Medical centers which, up until now, have focused all the IT attention on making data readily available to all parties are now quickly pivoting 180 degrees to protecting their data from aggressive hacking attempts.
Those of you who deal with websites know that the pace of penetration attacks across the web have increased dramatically. You too likely spend proportionately more time on defense now than before.
Why has this pace of attack quickened now?
There is speculation that hackers previously supported by various governments such as China, are now supporting themselves by mercenary hacking which is proving profitable. The hackers’ success, no doubt, prompts more hackers into the business.
Medical centers are easy prey to hackers because of the decentralized and vulnerable systems which comprise their networks.
One of my prior articles, for example, highlighted the vulnerabilities of internet enabled but undefended medical devices (click here).

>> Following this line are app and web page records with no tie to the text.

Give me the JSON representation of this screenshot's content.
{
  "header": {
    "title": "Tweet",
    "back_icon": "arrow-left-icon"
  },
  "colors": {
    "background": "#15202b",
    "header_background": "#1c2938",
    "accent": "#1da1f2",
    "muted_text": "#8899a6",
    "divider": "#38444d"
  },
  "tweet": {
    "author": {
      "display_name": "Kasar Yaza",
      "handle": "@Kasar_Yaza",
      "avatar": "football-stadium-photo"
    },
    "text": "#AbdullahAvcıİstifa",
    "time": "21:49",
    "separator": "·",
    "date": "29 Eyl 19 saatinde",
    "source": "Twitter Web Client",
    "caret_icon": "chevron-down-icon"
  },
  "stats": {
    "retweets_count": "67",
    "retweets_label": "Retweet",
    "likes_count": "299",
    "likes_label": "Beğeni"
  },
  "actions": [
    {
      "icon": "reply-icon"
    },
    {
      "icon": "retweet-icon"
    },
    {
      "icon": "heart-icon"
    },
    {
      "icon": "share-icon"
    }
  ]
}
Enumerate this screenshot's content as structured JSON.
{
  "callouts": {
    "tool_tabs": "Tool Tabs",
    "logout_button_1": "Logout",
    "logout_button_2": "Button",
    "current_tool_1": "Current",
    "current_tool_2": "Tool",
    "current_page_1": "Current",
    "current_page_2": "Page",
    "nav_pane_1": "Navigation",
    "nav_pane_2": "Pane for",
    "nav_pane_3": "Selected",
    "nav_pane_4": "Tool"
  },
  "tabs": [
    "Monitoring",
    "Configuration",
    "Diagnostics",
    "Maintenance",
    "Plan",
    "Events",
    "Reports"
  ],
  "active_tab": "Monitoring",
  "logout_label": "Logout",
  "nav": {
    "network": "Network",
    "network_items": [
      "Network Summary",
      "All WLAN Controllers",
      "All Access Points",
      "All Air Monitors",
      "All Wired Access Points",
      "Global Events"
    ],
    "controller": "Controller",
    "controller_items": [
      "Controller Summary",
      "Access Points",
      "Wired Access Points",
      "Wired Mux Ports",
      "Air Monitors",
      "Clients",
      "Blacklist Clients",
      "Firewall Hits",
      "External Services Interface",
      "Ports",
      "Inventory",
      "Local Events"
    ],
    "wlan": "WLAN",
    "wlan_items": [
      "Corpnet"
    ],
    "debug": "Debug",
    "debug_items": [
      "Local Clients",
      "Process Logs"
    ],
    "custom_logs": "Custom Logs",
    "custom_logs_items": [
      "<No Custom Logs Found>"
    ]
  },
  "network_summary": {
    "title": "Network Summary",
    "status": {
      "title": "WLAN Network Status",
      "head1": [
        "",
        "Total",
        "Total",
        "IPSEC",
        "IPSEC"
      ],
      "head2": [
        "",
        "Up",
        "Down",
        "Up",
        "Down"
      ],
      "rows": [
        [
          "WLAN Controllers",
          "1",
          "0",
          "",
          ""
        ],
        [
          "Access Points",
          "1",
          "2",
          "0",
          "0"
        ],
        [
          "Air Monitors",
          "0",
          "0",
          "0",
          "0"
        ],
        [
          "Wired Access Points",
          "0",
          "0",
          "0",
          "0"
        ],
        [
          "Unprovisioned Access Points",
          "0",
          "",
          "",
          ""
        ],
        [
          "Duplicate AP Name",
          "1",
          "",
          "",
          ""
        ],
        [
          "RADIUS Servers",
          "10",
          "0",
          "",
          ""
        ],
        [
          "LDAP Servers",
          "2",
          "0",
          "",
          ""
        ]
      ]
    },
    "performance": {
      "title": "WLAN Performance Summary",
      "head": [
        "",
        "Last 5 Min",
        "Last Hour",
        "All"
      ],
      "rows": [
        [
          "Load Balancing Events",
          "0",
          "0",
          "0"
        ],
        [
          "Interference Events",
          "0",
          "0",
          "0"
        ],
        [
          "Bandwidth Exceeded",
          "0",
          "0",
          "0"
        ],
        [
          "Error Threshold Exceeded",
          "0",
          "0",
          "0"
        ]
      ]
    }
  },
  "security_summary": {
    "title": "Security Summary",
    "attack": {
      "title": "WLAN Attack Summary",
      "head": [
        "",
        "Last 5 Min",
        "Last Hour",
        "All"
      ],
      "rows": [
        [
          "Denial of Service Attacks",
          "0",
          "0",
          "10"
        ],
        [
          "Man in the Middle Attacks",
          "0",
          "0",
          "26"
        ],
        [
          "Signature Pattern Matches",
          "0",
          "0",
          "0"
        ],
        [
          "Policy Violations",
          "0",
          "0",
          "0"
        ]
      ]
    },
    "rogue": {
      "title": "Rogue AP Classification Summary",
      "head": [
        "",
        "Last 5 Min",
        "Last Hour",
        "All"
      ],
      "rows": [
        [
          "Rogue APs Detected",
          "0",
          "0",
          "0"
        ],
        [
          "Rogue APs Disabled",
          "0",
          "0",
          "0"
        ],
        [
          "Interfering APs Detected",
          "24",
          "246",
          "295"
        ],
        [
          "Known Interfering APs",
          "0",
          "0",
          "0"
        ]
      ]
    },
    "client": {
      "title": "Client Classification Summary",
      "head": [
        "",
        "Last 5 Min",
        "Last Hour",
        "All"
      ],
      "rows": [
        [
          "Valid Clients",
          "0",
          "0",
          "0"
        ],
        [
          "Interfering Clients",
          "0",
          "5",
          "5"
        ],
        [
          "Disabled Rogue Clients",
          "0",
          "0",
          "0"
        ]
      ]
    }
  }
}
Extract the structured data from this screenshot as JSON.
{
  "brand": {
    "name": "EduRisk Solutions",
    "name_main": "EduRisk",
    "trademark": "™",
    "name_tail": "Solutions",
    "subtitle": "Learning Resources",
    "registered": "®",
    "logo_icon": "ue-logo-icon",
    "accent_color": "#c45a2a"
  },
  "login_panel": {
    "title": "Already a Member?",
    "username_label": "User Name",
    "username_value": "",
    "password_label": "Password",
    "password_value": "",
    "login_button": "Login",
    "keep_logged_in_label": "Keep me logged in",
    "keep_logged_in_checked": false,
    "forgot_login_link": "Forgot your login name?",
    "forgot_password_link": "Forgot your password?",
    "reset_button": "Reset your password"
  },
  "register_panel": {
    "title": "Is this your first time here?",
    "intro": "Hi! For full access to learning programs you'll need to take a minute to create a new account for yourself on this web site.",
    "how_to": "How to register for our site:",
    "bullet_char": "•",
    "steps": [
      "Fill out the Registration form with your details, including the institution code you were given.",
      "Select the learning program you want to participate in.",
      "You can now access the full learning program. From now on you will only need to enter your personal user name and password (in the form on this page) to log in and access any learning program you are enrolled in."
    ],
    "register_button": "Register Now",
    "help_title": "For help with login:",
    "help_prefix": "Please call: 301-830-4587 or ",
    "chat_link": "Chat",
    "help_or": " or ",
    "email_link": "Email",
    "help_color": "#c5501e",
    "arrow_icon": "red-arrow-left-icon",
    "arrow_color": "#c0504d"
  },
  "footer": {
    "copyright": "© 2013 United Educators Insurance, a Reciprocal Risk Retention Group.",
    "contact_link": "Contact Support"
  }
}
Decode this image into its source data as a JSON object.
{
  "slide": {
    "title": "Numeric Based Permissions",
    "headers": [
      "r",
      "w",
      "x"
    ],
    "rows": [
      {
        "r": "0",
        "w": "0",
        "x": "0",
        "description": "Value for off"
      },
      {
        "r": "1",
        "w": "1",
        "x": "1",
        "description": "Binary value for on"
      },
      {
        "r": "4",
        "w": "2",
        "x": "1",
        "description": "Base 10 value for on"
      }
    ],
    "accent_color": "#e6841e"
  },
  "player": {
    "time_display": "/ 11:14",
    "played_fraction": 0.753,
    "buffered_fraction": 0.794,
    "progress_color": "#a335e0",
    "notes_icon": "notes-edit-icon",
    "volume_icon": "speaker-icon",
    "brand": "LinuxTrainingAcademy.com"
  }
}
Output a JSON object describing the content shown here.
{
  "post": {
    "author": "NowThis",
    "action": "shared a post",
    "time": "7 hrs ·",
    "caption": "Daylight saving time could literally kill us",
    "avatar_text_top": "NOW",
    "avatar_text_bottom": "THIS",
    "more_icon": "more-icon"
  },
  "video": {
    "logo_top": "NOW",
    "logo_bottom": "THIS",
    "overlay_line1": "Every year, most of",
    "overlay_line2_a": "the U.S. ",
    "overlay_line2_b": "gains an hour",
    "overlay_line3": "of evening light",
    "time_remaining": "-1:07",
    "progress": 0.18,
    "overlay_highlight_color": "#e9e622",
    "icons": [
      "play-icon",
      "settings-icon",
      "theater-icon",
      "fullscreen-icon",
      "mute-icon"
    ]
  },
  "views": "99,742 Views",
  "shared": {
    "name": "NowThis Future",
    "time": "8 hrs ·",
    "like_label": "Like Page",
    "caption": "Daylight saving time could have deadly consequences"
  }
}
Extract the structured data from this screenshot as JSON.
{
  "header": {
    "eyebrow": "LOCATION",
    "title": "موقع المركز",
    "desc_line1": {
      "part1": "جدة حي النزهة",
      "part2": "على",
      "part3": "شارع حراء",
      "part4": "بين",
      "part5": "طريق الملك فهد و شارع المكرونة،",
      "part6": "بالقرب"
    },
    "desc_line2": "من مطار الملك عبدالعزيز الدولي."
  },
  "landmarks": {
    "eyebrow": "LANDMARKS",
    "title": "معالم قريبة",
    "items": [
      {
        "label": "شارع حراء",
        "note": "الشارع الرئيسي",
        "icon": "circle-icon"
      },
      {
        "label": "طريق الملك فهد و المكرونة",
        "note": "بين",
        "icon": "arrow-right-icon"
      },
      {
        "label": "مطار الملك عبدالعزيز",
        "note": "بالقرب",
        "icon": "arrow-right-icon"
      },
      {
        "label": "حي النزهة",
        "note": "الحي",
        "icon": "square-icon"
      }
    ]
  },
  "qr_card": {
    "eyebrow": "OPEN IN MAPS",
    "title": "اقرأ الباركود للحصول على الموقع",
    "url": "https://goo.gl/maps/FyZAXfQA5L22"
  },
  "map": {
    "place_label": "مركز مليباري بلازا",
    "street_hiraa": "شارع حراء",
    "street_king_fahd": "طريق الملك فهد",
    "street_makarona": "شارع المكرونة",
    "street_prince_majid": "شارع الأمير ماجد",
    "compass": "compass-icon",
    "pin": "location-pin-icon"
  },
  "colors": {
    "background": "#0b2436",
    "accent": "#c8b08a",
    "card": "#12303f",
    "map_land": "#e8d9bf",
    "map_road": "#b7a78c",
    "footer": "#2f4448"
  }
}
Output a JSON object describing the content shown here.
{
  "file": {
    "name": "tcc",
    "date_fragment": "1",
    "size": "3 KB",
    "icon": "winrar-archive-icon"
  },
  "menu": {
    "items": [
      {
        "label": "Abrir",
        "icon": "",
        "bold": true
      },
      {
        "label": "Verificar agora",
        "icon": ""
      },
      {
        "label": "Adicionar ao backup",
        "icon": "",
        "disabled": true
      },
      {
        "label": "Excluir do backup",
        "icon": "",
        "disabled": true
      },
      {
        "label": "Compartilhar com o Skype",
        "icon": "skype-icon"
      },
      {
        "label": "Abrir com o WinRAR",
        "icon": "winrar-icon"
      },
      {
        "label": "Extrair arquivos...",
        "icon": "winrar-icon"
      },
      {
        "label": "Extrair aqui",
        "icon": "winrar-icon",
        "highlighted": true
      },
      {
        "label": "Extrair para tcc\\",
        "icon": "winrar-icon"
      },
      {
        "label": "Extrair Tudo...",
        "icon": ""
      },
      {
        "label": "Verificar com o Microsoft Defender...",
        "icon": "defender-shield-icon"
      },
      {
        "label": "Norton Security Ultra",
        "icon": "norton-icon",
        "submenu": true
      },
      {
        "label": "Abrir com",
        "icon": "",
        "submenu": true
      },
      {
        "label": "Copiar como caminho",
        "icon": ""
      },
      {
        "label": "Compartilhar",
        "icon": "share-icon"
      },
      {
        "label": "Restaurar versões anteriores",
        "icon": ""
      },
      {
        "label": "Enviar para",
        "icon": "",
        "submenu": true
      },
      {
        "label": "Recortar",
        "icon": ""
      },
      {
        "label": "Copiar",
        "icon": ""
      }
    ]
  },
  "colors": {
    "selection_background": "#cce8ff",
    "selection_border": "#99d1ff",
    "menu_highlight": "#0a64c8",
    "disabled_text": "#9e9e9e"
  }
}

On a recent project involving software for making medical information available to any and all (legitimate) parties including medical staff as well as patients, not once in my hundreds of conversations with the major systems vendors did anyone mention security.
This is not to say that the systems didn’t have security features but security was apparently not deemed important enough to mention.
Well, that was last month. My guess is that now, security is a topic of discussion.
Amid the daily articles announcing the latest hacks, there are helpful articles, such as this one carried on HealthcareITNews (click here) to help your organization address security vulnerabilities.
I suspect this is just the first of a major wave of cyberattacks. HIT security will likely now get the attention is should have gotten. But how many more medical centers will fall prey before there’s a widespread and effective solution?